Legal Skills Academic Support (LSAS)
In addition to the feedback you will receive from academic staff, our Legal Skills Academic Support team will help you to develop skills which are crucial to legal study. We run daily drop-in sessions and weekly workshops open to all undergraduate Law students. Workshops include:
- How to prepare for seminars and lectures
- How to answer essay and problem questions
- How to read cases and articles
- How to learn from feedback and tackling common mistakes
- How to manage your time effectively
- How to prepare for exams
You will have access to a comprehensive support system to help you make the transition to higher education when you start at Birmingham:

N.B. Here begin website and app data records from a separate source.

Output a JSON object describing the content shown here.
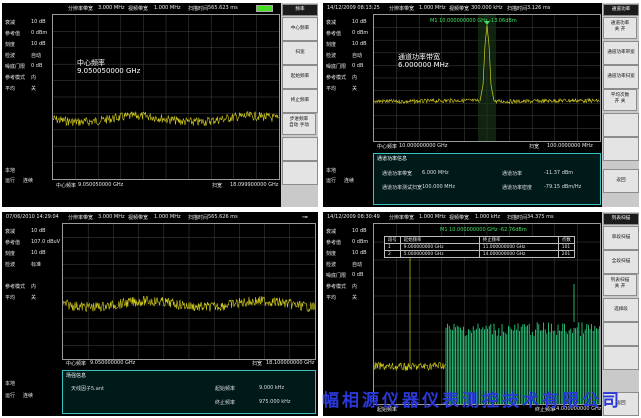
{
  "colors": {
    "trace": "#d4cf1e",
    "trace_green": "#2ee08a",
    "marker": "#40e060",
    "accent": "#37c3c3"
  },
  "icons": {
    "battery": "battery-icon",
    "plug": "plug-icon"
  },
  "panes": [
    {
      "top": {
        "date": "",
        "res_label": "分辨率带宽",
        "res_val": "3.000 MHz",
        "vid_label": "视频带宽",
        "vid_val": "1.000 MHz",
        "sweep_label": "扫描时间",
        "sweep_val": "565.623 ms"
      },
      "left": [
        {
          "k": "衰减",
          "v": "10 dB"
        },
        {
          "k": "参考值",
          "v": "0 dBm"
        },
        {
          "k": "刻度",
          "v": "10 dB"
        },
        {
          "k": "检波",
          "v": "自动"
        },
        {
          "k": "噪底门限",
          "v": "0 dB"
        },
        {
          "k": "参考模式",
          "v": "内"
        },
        {
          "k": "平均",
          "v": "关"
        }
      ],
      "left_bottom": [
        {
          "k": "本地",
          "v": ""
        },
        {
          "k": "运行",
          "v": "连续"
        }
      ],
      "overlay": {
        "line1": "中心频率",
        "line2": "9.050050000 GHz"
      },
      "bottom": {
        "c_label": "中心频率",
        "c_val": "9.050050000 GHz",
        "s_label": "扫宽",
        "s_val": "18.099900000 GHz"
      },
      "menu": [
        {
          "label": "频率",
          "sub": "",
          "sel": true
        },
        {
          "label": "中心频率",
          "sub": "",
          "sel": false
        },
        {
          "label": "扫宽",
          "sub": "",
          "sel": false
        },
        {
          "label": "起始频率",
          "sub": "",
          "sel": false
        },
        {
          "label": "终止频率",
          "sub": "",
          "sel": false
        },
        {
          "label": "步进频率",
          "sub": "自动    手动",
          "sel": false
        },
        {
          "label": "",
          "sub": "",
          "sel": false
        },
        {
          "label": "",
          "sub": "",
          "sel": false
        }
      ]
    },
    {
      "top": {
        "date": "14/12/2009  08:13:25",
        "res_label": "分辨率带宽",
        "res_val": "1.000 MHz",
        "vid_label": "视频带宽",
        "vid_val": "300.000 kHz",
        "sweep_label": "扫描时间",
        "sweep_val": "3.126 ms"
      },
      "left": [
        {
          "k": "衰减",
          "v": "10 dB"
        },
        {
          "k": "参考值",
          "v": "0 dBm"
        },
        {
          "k": "刻度",
          "v": "10 dB"
        },
        {
          "k": "检波",
          "v": "自动"
        },
        {
          "k": "噪底门限",
          "v": "0 dB"
        },
        {
          "k": "参考模式",
          "v": "内"
        },
        {
          "k": "平均",
          "v": "关"
        }
      ],
      "left_bottom": [
        {
          "k": "本地",
          "v": ""
        },
        {
          "k": "运行",
          "v": "连续"
        }
      ],
      "marker": "M1  10.000000000 GHz       -13.06dBm",
      "overlay": {
        "line1": "通道功率带宽",
        "line2": "6.000000 MHz"
      },
      "bottom": {
        "c_label": "中心频率",
        "c_val": "10.000000000 GHz",
        "s_label": "扫宽",
        "s_val": "100.0000000 MHz"
      },
      "panel": {
        "title": "通道功率信息",
        "rows": [
          {
            "a": "通道功率带宽",
            "b": "6.000 MHz",
            "c": "通道功率",
            "d": "-11.37 dBm"
          },
          {
            "a": "通道功率测试扫宽",
            "b": "100.000 MHz",
            "c": "通道功率密度",
            "d": "-79.15 dBm/Hz"
          }
        ]
      },
      "menu": [
        {
          "label": "通道功率",
          "sub": "",
          "sel": true
        },
        {
          "label": "通道功率",
          "sub": "关    开",
          "sel": false
        },
        {
          "label": "通道功率带宽",
          "sub": "",
          "sel": false
        },
        {
          "label": "通道功率扫宽",
          "sub": "",
          "sel": false
        },
        {
          "label": "平均次数",
          "sub": "开    关",
          "sel": false
        },
        {
          "label": "",
          "sub": "",
          "sel": false
        },
        {
          "label": "",
          "sub": "",
          "sel": false
        },
        {
          "label": "返回",
          "sub": "",
          "sel": false
        }
      ]
    },
    {
      "top": {
        "date": "07/06/2010  14:29:04",
        "res_label": "分辨率带宽",
        "res_val": "3.000 MHz",
        "vid_label": "视频带宽",
        "vid_val": "1.000 MHz",
        "sweep_label": "扫描时间",
        "sweep_val": "565.626 ms"
      },
      "left": [
        {
          "k": "衰减",
          "v": "10 dB"
        },
        {
          "k": "参考值",
          "v": "107.0 dBuV"
        },
        {
          "k": "刻度",
          "v": "10 dB"
        },
        {
          "k": "检波",
          "v": "标准"
        },
        {
          "k": "",
          "v": ""
        },
        {
          "k": "参考模式",
          "v": "内"
        },
        {
          "k": "平均",
          "v": "关"
        }
      ],
      "left_bottom": [
        {
          "k": "本地",
          "v": ""
        },
        {
          "k": "运行",
          "v": "连续"
        }
      ],
      "bottom": {
        "c_label": "中心频率",
        "c_val": "9.050000000 GHz",
        "s_label": "扫宽",
        "s_val": "18.100000000 GHz"
      },
      "panel": {
        "title": "场强信息",
        "rows": [
          {
            "a": "天线因子5.ant",
            "b": "",
            "c": "起始频率",
            "d": "9.000 kHz"
          },
          {
            "a": "",
            "b": "",
            "c": "终止频率",
            "d": "975.000 kHz"
          }
        ]
      },
      "menu": []
    },
    {
      "top": {
        "date": "14/12/2009  08:30:49",
        "res_label": "分辨率带宽",
        "res_val": "1.000 MHz",
        "vid_label": "视频带宽",
        "vid_val": "1.000 kHz",
        "sweep_label": "扫描时间",
        "sweep_val": "34.375 ms"
      },
      "left": [
        {
          "k": "衰减",
          "v": "10 dB"
        },
        {
          "k": "参考值",
          "v": "0 dBm"
        },
        {
          "k": "刻度",
          "v": "10 dB"
        },
        {
          "k": "检波",
          "v": "自动"
        },
        {
          "k": "噪底门限",
          "v": "0 dB"
        },
        {
          "k": "参考模式",
          "v": "内"
        },
        {
          "k": "平均",
          "v": "关"
        }
      ],
      "left_bottom": [],
      "marker": "M1  10.000000000 GHz       -62.76dBm",
      "table": {
        "header": [
          "段号",
          "起始频率",
          "终止频率",
          "点数"
        ],
        "rows": [
          [
            "1",
            "9.000000000 GHz",
            "11.000000000 GHz",
            "101"
          ],
          [
            "2",
            "5.000000000 GHz",
            "14.000000000 GHz",
            "201"
          ]
        ]
      },
      "bottom": {
        "c_label": "起始频率",
        "c_val": "",
        "s_label": "终止频率",
        "s_val": "14.000000000 GHz"
      },
      "menu": [
        {
          "label": "列表扫描",
          "sub": "",
          "sel": true
        },
        {
          "label": "单段扫描",
          "sub": "",
          "sel": false
        },
        {
          "label": "全段扫描",
          "sub": "",
          "sel": false
        },
        {
          "label": "列表扫描",
          "sub": "关    开",
          "sel": false
        },
        {
          "label": "选择段",
          "sub": "",
          "sel": false
        },
        {
          "label": "",
          "sub": "",
          "sel": false
        },
        {
          "label": "",
          "sub": "",
          "sel": false
        },
        {
          "label": "返回",
          "sub": "",
          "sel": false
        }
      ]
    }
  ],
  "watermark": "幅相源仪器仪表测控技术有限公司"
}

Personal tutors – You will be assigned your own personal tutor who will get to know you as you progress through your studies. They will provide academic support and advice to enable you to make the most of your time here at Birmingham.
Wellbeing Officers – Alongside your personal tutor, you will also have access to dedicated wellbeing officers who provide professional support, advice and guidance to students across a range of issues. They can meet with you to discuss extensions, disabilities, reasonable adjustments, extenuating circumstances, or talk through any problems you might be experiencing, and help you access wider support on campus and beyond if you need it.
Our Student Experience Team will help you get the most out of your academic experience. They offer research opportunities, study skills support, and help you prepare for your post-university career. They also organise social events, such as field trips, to help you meet fellow students from your course.